Better preservation of culture and spiritual valuesPeople in smaller towns still take the advice of elders and respect them by touching their feet. They pray to God and preserve traditions. For example, there is a particular attire that is prescribed for worship in any temple. Both men and women, across communities, respect the same. The woman may be employed in HDFC bank at Chennai. When she comes to the village, she wears the traditional sari, glass bangles, flowers and dies the fasting too. The man wears the traditional dhoti and there is absolutely no compromise whatsoever. This is exactly what the locals want. Even in 2019, the traditions are never broken. Pongal is always Pongal.
Friends in Kerala celebrate Onam in a very similar manner. One also understands that the situation is the same even in the Karnataka villages. One needs to be proud that culture and traditional spiritual values are not still lost in the name of urbanization or modernization. Let us celebrate culture with all its glory in our villages. The situation may not be different in the States up North or in Karnataka for that matter. Or even in Maharashtra.

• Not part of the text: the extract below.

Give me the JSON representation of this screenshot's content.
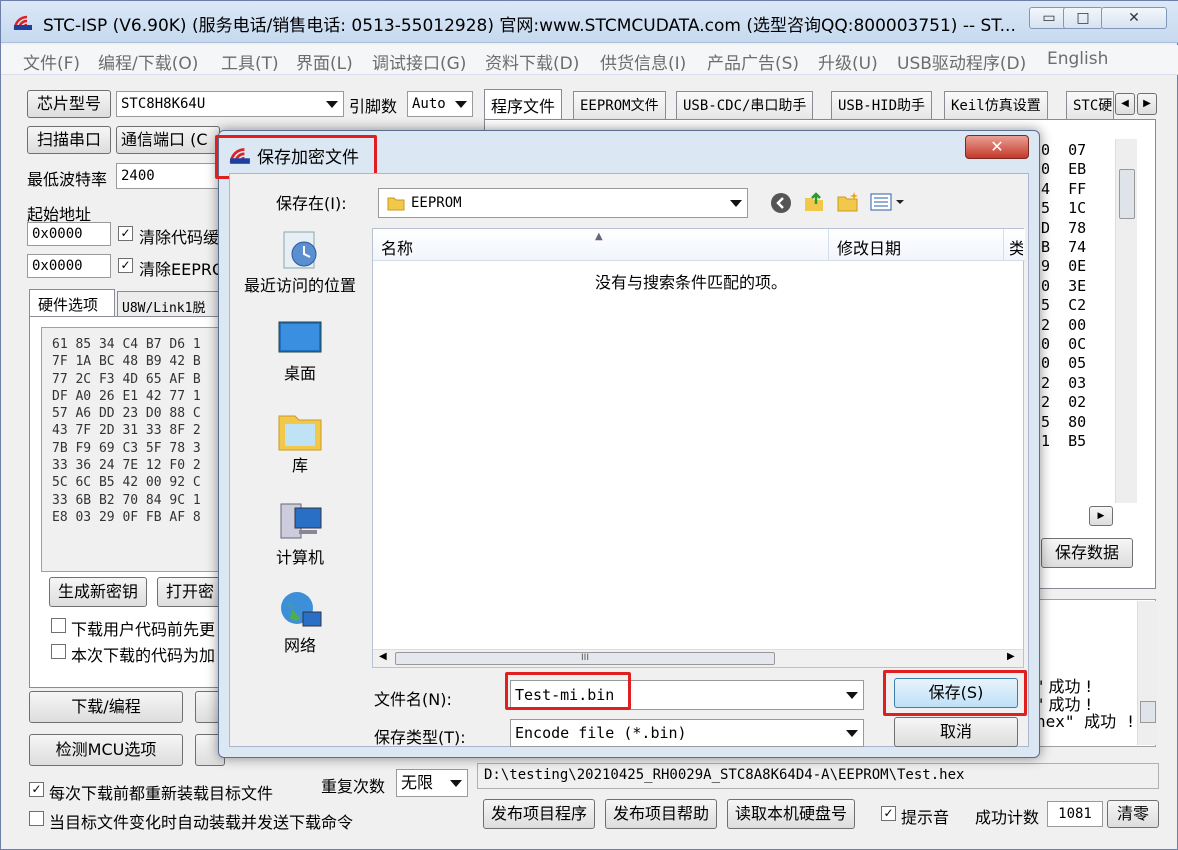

Conclusion India still lives in its villages. Tamil Nadu, with over fifty percent urbanization, may be slightly different. But the ways of life are somewhat similar. Let us celebrate life in all its various forms and in its diversity. Nothing will ever be the same. However, our villages will still continue to contribute to the economy like never before.
This is a big plus. The sum and substance of rural life are that it is very exciting. It is thrilling with different aspects of culture.

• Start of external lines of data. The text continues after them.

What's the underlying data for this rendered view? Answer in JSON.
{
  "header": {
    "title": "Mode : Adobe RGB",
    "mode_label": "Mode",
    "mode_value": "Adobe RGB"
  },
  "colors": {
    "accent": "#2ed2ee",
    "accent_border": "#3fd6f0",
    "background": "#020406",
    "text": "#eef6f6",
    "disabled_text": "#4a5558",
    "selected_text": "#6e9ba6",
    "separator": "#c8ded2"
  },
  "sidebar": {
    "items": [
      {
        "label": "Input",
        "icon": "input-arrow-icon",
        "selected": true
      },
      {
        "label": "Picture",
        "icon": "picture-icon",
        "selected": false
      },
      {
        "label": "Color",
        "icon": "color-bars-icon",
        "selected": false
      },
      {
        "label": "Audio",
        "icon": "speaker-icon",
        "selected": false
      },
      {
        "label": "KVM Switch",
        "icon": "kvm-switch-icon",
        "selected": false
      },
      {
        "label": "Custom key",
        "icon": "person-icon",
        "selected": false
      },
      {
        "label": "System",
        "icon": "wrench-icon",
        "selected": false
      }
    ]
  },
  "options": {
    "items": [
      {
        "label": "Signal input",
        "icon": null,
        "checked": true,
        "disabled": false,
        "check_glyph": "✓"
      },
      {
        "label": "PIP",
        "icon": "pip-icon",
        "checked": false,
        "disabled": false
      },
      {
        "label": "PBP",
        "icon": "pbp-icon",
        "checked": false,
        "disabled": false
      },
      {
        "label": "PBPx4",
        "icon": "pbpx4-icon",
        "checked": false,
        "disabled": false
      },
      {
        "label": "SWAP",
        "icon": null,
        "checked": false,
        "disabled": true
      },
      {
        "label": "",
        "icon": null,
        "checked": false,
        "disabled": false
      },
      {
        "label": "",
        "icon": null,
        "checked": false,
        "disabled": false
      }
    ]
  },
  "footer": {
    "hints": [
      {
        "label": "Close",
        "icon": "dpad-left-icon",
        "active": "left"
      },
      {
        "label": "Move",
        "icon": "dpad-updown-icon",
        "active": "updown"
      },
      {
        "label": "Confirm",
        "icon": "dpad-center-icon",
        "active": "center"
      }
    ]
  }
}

Let that be intact. India can very much afford such co-existence in every way of life.
It is a very detailed article written by the author on a very interesting subject. It is true that real India lies in rural settlements. These are the areas or settlements untouched or rather less affected with the hustle bustle that is commonly seen in urban areas of India. The best advantage of staying here is that one gets to live a simple life amidst simple people. Who doesn’t want to live in natural surroundings away from the polluted environment? Simpler and natural life is what rural areas provide.
One can take into consideration air to water and peace to health. The air of rural areas is much pure when compared to city air. The water is less polluted. If an individual is living in a rural part of India, it is obvious that he is enjoying a spacious place. One gets to enjoy fresh vegetables and fruits. The same ones are sold in urban areas as organic fruits and vegetables costing everyone a fortune.
Exactly madam. We often observe that less pollution leads to far lesser health issues. And people never run to the doctor for anything and everything. We can find so many herbal plants like Keezha Nelli (Phyllanthus Niruri or Stone-Breaker as it is commonly known) in our fields that has so many medicinal properties which if used appropriately can cure so many diseases including liver problems. I guess we have lost all our native intelligence. We should perhaps encourage big research into the traditional forms of medicine and come out with breakthroughs. Yes, rural India should remain unpolluted.